But even the teens without behavior problems were susceptible to developing the disorder.
Nevertheless, there was no evidence that use of cannabis led to the development of conduct disorder or to more serious use of other drugs; all of the evidence pointed to the reverse.
This suggests that the prior findings may have been due to the failure to examine the effects of problem behavior on cannabis use. It may also reflect changes in how the drug is used in today’s more accepting environment.
Cannabis not the risk some fear?
In one sense, these findings are reassuring. They suggest that greater access to cannabis need not have the deleterious effects once feared.
Yet cannabis is still a potentially addictive substance, just as alcohol and tobacco, the other drugs that many adolescents are likely to try. And despite the use of these popular drugs, there was very little evidence of gateway effects to harder drugs, such as heroin or other opioids. The gateway hypothesis regarding adolescent drug use has lost a lot of its credibility following more careful research on the effects of the drugs that adolescents are likely to try. Indeed, youth who use one drug are also likely to use others, as opposed to one leading to another. And as we found, substance use disorders tend to cluster across drugs.

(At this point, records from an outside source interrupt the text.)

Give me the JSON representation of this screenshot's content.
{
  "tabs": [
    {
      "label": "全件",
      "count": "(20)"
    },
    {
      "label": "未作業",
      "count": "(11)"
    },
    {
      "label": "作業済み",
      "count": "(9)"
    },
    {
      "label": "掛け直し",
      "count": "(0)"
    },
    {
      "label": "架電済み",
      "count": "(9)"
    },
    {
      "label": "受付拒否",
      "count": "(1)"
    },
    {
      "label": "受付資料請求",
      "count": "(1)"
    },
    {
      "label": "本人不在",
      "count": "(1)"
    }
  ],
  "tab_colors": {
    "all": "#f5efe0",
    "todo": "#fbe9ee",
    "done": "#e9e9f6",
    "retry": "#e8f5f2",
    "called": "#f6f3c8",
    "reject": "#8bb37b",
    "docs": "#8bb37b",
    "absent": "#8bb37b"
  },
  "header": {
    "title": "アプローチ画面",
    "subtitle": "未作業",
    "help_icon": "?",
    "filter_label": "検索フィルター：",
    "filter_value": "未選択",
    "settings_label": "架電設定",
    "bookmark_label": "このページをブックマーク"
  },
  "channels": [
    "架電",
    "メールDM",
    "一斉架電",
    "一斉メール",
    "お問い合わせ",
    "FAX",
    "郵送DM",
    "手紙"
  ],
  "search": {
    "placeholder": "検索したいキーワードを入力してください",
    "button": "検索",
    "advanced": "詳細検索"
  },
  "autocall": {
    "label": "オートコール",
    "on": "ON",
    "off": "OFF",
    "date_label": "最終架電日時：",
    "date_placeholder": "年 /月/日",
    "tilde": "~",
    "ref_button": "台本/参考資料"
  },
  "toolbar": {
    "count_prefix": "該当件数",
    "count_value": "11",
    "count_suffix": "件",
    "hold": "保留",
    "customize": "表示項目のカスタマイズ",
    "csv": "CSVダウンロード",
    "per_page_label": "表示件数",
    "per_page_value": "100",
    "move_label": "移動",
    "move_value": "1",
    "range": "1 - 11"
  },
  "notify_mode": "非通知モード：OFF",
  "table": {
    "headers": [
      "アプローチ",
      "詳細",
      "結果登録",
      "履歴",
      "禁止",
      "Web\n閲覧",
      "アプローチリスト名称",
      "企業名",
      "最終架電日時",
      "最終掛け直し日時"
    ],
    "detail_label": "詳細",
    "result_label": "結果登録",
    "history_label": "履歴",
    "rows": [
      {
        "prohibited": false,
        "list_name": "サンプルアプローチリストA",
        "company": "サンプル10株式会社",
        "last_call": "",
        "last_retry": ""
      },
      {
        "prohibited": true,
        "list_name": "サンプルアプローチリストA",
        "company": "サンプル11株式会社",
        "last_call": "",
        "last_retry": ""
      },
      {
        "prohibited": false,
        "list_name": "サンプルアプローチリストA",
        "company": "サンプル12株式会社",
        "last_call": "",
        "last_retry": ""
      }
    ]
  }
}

As noted above, teens with friends who used cannabis were also more likely to start using the substance. This suggests that as the drug becomes more available, it is likely to spread through peer networks, just as alcohol does now despite it being restricted in sales to those over age 20.
And this further suggests that there will likely be more cases of substance use disorder attributed to cannabis. Based on our teenage cohort’s experience with alcohol, we estimate that less than 25 percent of youth who use alcohol consistently will develop a mild case of alcohol use disorder. It would not be surprising if the same thing happens as cannabis becomes more available.

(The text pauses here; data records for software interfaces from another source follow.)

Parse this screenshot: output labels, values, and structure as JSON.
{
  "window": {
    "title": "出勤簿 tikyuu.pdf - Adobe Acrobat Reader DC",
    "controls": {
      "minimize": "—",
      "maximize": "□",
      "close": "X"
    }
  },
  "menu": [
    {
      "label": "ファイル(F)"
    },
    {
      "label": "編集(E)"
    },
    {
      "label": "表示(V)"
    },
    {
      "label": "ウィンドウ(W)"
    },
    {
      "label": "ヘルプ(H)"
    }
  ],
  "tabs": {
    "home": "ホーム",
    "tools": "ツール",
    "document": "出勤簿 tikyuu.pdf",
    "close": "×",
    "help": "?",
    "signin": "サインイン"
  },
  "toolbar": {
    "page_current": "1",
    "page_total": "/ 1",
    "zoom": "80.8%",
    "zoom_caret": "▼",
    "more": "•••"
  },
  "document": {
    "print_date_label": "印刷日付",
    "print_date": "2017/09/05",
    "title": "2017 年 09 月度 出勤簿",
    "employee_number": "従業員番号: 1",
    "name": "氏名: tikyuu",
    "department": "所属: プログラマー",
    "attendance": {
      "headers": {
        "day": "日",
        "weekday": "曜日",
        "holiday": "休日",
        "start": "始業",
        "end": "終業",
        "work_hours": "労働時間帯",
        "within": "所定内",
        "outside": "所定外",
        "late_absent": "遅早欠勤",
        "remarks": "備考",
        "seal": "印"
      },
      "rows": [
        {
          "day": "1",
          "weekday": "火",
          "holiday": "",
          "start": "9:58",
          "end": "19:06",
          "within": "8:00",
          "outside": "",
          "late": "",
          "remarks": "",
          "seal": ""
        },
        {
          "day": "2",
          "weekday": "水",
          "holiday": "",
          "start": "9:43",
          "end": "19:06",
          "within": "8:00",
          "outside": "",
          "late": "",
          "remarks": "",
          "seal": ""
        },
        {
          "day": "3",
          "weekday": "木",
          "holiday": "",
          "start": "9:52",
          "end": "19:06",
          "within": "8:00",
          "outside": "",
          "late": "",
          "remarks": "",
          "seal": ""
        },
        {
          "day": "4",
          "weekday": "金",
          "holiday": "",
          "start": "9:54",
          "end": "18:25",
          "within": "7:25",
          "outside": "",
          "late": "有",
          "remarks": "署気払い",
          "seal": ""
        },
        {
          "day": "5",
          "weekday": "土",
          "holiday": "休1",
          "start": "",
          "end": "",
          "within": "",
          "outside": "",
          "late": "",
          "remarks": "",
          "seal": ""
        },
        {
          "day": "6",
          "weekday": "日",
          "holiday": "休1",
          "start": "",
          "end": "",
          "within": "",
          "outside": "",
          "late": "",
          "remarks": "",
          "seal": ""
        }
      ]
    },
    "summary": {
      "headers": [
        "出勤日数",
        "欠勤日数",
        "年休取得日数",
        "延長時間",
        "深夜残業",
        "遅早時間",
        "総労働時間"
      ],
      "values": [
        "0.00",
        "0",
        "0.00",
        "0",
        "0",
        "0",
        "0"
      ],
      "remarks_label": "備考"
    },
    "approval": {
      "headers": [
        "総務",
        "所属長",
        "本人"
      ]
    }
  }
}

Cannabis not harmless
Our findings suggest that cannabis is not a harmless drug, and policymakers and parents should proceed with this awareness as it becomes more available. Youth who are susceptible to psychosis are playing with fire when using strong doses of the drug. And parents may not know if their teen is susceptible.
Evidence to date in the states that have legalized marijuana for recreational use suggests that motor vehicle fatalities due to crashes do not increase post-legalization. However, there is some evidence that it may lead to more non-fatal crashes.
On the other hand, cannabis is increasingly recognized as an effective pain killer for many who suffer from chronic conditions, and the states that have legalized medical marijuana have experienced a decline in prescriptions for opioids.
But the connections between cannabis and opioid use are complex. There is some evidence that use of cannabis in adults can lead to greater use of opioids, but this too is older research which may not reflect the medical use of the drug. Determining the overall benefits of cannabis will continue to be a subject of research.
All of this evidence points to the increasing recognition that cannabis is incorrectly labeled as a Schedule 1 drug by the U.S. government, along with heroin, LSD and ecstasy. This classification designates cannabis as having “no currently accepted medical use and a high potential for abuse.” Considerable experience along with the growing consensus of the medical community suggests that this conclusion is no longer tenable.
Our study also suggests that fears about the drug’s potential gateway effects in causing harms for adolescents have been exaggerated. A sound policy going forward will require a balanced appraisal of both its benefits and harms.
Dan Romer has received funding from the National Institute on Drug Abuse. But this commentary does not necessarily reflect the views of NIDA.